§ PROBLEM DETAILS
Output the records, every one, exactly as given.

Component data from apps and pages:
________________________

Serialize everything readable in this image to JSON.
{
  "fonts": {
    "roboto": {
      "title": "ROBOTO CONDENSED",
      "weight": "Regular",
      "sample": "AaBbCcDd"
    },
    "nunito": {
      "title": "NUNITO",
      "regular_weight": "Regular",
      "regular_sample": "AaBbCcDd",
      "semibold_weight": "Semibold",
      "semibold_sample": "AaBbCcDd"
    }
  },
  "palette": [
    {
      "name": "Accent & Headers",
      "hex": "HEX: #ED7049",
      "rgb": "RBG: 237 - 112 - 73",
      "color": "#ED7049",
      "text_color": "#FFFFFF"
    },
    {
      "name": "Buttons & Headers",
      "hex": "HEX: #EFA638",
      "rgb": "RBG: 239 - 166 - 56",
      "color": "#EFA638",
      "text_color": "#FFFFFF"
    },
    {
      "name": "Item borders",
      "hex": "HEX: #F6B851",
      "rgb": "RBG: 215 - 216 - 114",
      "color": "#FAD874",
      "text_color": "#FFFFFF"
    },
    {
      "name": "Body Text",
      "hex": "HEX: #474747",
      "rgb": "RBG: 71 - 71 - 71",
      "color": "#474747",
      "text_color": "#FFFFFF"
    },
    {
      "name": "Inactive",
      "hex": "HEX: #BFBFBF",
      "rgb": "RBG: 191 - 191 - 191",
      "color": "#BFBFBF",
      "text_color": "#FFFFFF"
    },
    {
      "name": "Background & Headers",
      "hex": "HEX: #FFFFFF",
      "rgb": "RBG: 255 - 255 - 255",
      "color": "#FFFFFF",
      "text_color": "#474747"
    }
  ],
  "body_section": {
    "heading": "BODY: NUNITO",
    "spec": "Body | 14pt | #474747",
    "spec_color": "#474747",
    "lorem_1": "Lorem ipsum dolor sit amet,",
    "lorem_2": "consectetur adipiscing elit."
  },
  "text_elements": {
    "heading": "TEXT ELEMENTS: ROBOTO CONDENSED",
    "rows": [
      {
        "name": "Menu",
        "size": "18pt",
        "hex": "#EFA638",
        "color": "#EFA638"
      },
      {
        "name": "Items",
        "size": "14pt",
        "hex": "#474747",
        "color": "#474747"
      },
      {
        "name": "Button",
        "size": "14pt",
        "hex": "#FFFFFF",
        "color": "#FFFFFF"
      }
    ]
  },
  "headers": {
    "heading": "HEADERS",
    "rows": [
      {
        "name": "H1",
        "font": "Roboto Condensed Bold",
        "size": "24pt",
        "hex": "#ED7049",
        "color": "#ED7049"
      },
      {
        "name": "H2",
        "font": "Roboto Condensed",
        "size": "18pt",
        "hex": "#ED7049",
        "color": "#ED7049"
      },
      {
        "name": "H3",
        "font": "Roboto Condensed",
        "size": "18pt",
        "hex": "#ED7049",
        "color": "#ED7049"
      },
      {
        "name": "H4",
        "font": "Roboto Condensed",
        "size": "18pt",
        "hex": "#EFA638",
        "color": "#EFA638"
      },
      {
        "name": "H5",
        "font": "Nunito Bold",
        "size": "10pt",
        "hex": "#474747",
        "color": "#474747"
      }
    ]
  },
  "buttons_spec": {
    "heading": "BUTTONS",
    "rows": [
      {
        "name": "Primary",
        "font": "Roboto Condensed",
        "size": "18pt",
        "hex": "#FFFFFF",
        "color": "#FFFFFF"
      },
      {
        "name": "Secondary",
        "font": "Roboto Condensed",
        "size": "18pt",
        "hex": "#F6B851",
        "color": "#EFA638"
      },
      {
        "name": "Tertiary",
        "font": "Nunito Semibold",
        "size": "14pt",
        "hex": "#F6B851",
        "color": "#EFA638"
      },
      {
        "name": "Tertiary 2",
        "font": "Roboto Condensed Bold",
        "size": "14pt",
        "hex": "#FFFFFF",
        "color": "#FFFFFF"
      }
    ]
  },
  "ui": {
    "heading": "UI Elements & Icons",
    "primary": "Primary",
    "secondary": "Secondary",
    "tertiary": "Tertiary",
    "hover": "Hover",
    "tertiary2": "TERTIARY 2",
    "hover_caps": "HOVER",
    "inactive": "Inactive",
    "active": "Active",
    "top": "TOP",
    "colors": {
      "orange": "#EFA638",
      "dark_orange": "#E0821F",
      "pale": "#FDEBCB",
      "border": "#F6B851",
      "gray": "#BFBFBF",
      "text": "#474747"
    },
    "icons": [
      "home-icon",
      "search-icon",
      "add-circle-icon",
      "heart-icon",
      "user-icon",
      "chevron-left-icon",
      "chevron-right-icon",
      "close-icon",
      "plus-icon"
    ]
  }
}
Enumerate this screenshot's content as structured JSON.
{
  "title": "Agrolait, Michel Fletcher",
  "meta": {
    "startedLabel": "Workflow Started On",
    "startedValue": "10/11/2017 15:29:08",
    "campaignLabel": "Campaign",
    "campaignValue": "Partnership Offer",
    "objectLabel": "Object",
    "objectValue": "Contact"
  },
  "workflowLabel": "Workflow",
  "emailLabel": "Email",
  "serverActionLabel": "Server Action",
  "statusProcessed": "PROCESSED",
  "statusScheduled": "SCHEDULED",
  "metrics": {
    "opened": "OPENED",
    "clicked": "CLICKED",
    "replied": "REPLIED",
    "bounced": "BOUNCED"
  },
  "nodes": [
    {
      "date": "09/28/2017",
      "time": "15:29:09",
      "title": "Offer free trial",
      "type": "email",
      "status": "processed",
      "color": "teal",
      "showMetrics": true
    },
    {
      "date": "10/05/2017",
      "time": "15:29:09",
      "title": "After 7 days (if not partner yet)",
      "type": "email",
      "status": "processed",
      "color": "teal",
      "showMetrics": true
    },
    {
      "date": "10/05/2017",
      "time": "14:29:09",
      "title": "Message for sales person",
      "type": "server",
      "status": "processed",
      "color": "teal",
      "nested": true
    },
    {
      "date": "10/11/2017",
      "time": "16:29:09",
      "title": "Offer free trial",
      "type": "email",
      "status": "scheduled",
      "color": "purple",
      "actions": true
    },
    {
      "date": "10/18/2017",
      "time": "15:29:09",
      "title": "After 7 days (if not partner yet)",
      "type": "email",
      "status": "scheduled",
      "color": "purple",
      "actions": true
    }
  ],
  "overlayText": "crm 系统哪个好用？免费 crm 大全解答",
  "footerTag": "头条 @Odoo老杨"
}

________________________

§ SOLUTION FOR THIS TASK
Serialize everything readable in this image to JSON.
{
  "fonts": {
    "roboto": {
      "title": "ROBOTO CONDENSED",
      "weight": "Regular",
      "sample": "AaBbCcDd"
    },
    "nunito": {
      "title": "NUNITO",
      "regular_weight": "Regular",
      "regular_sample": "AaBbCcDd",
      "semibold_weight": "Semibold",
      "semibold_sample": "AaBbCcDd"
    }
  },
  "palette": [
    {
      "name": "Accent & Headers",
      "hex": "HEX: #ED7049",
      "rgb": "RBG: 237 - 112 - 73",
      "color": "#ED7049",
      "text_color": "#FFFFFF"
    },
    {
      "name": "Buttons & Headers",
      "hex": "HEX: #EFA638",
      "rgb": "RBG: 239 - 166 - 56",
      "color": "#EFA638",
      "text_color": "#FFFFFF"
    },
    {
      "name": "Item borders",
      "hex": "HEX: #F6B851",
      "rgb": "RBG: 215 - 216 - 114",
      "color": "#FAD874",
      "text_color": "#FFFFFF"
    },
    {
      "name": "Body Text",
      "hex": "HEX: #474747",
      "rgb": "RBG: 71 - 71 - 71",
      "color": "#474747",
      "text_color": "#FFFFFF"
    },
    {
      "name": "Inactive",
      "hex": "HEX: #BFBFBF",
      "rgb": "RBG: 191 - 191 - 191",
      "color": "#BFBFBF",
      "text_color": "#FFFFFF"
    },
    {
      "name": "Background & Headers",
      "hex": "HEX: #FFFFFF",
      "rgb": "RBG: 255 - 255 - 255",
      "color": "#FFFFFF",
      "text_color": "#474747"
    }
  ],
  "body_section": {
    "heading": "BODY: NUNITO",
    "spec": "Body | 14pt | #474747",
    "spec_color": "#474747",
    "lorem_1": "Lorem ipsum dolor sit amet,",
    "lorem_2": "consectetur adipiscing elit."
  },
  "text_elements": {
    "heading": "TEXT ELEMENTS: ROBOTO CONDENSED",
    "rows": [
      {
        "name": "Menu",
        "size": "18pt",
        "hex": "#EFA638",
        "color": "#EFA638"
      },
      {
        "name": "Items",
        "size": "14pt",
        "hex": "#474747",
        "color": "#474747"
      },
      {
        "name": "Button",
        "size": "14pt",
        "hex": "#FFFFFF",
        "color": "#FFFFFF"
      }
    ]
  },
  "headers": {
    "heading": "HEADERS",
    "rows": [
      {
        "name": "H1",
        "font": "Roboto Condensed Bold",
        "size": "24pt",
        "hex": "#ED7049",
        "color": "#ED7049"
      },
      {
        "name": "H2",
        "font": "Roboto Condensed",
        "size": "18pt",
        "hex": "#ED7049",
        "color": "#ED7049"
      },
      {
        "name": "H3",
        "font": "Roboto Condensed",
        "size": "18pt",
        "hex": "#ED7049",
        "color": "#ED7049"
      },
      {
        "name": "H4",
        "font": "Roboto Condensed",
        "size": "18pt",
        "hex": "#EFA638",
        "color": "#EFA638"
      },
      {
        "name": "H5",
        "font": "Nunito Bold",
        "size": "10pt",
        "hex": "#474747",
        "color": "#474747"
      }
    ]
  },
  "buttons_spec": {
    "heading": "BUTTONS",
    "rows": [
      {
        "name": "Primary",
        "font": "Roboto Condensed",
        "size": "18pt",
        "hex": "#FFFFFF",
        "color": "#FFFFFF"
      },
      {
        "name": "Secondary",
        "font": "Roboto Condensed",
        "size": "18pt",
        "hex": "#F6B851",
        "color": "#EFA638"
      },
      {
        "name": "Tertiary",
        "font": "Nunito Semibold",
        "size": "14pt",
        "hex": "#F6B851",
        "color": "#EFA638"
      },
      {
        "name": "Tertiary 2",
        "font": "Roboto Condensed Bold",
        "size": "14pt",
        "hex": "#FFFFFF",
        "color": "#FFFFFF"
      }
    ]
  },
  "ui": {
    "heading": "UI Elements & Icons",
    "primary": "Primary",
    "secondary": "Secondary",
    "tertiary": "Tertiary",
    "hover": "Hover",
    "tertiary2": "TERTIARY 2",
    "hover_caps": "HOVER",
    "inactive": "Inactive",
    "active": "Active",
    "top": "TOP",
    "colors": {
      "orange": "#EFA638",
      "dark_orange": "#E0821F",
      "pale": "#FDEBCB",
      "border": "#F6B851",
      "gray": "#BFBFBF",
      "text": "#474747"
    },
    "icons": [
      "home-icon",
      "search-icon",
      "add-circle-icon",
      "heart-icon",
      "user-icon",
      "chevron-left-icon",
      "chevron-right-icon",
      "close-icon",
      "plus-icon"
    ]
  }
}
Enumerate this screenshot's content as structured JSON.
{
  "title": "Agrolait, Michel Fletcher",
  "meta": {
    "startedLabel": "Workflow Started On",
    "startedValue": "10/11/2017 15:29:08",
    "campaignLabel": "Campaign",
    "campaignValue": "Partnership Offer",
    "objectLabel": "Object",
    "objectValue": "Contact"
  },
  "workflowLabel": "Workflow",
  "emailLabel": "Email",
  "serverActionLabel": "Server Action",
  "statusProcessed": "PROCESSED",
  "statusScheduled": "SCHEDULED",
  "metrics": {
    "opened": "OPENED",
    "clicked": "CLICKED",
    "replied": "REPLIED",
    "bounced": "BOUNCED"
  },
  "nodes": [
    {
      "date": "09/28/2017",
      "time": "15:29:09",
      "title": "Offer free trial",
      "type": "email",
      "status": "processed",
      "color": "teal",
      "showMetrics": true
    },
    {
      "date": "10/05/2017",
      "time": "15:29:09",
      "title": "After 7 days (if not partner yet)",
      "type": "email",
      "status": "processed",
      "color": "teal",
      "showMetrics": true
    },
    {
      "date": "10/05/2017",
      "time": "14:29:09",
      "title": "Message for sales person",
      "type": "server",
      "status": "processed",
      "color": "teal",
      "nested": true
    },
    {
      "date": "10/11/2017",
      "time": "16:29:09",
      "title": "Offer free trial",
      "type": "email",
      "status": "scheduled",
      "color": "purple",
      "actions": true
    },
    {
      "date": "10/18/2017",
      "time": "15:29:09",
      "title": "After 7 days (if not partner yet)",
      "type": "email",
      "status": "scheduled",
      "color": "purple",
      "actions": true
    }
  ],
  "overlayText": "crm 系统哪个好用？免费 crm 大全解答",
  "footerTag": "头条 @Odoo老杨"
}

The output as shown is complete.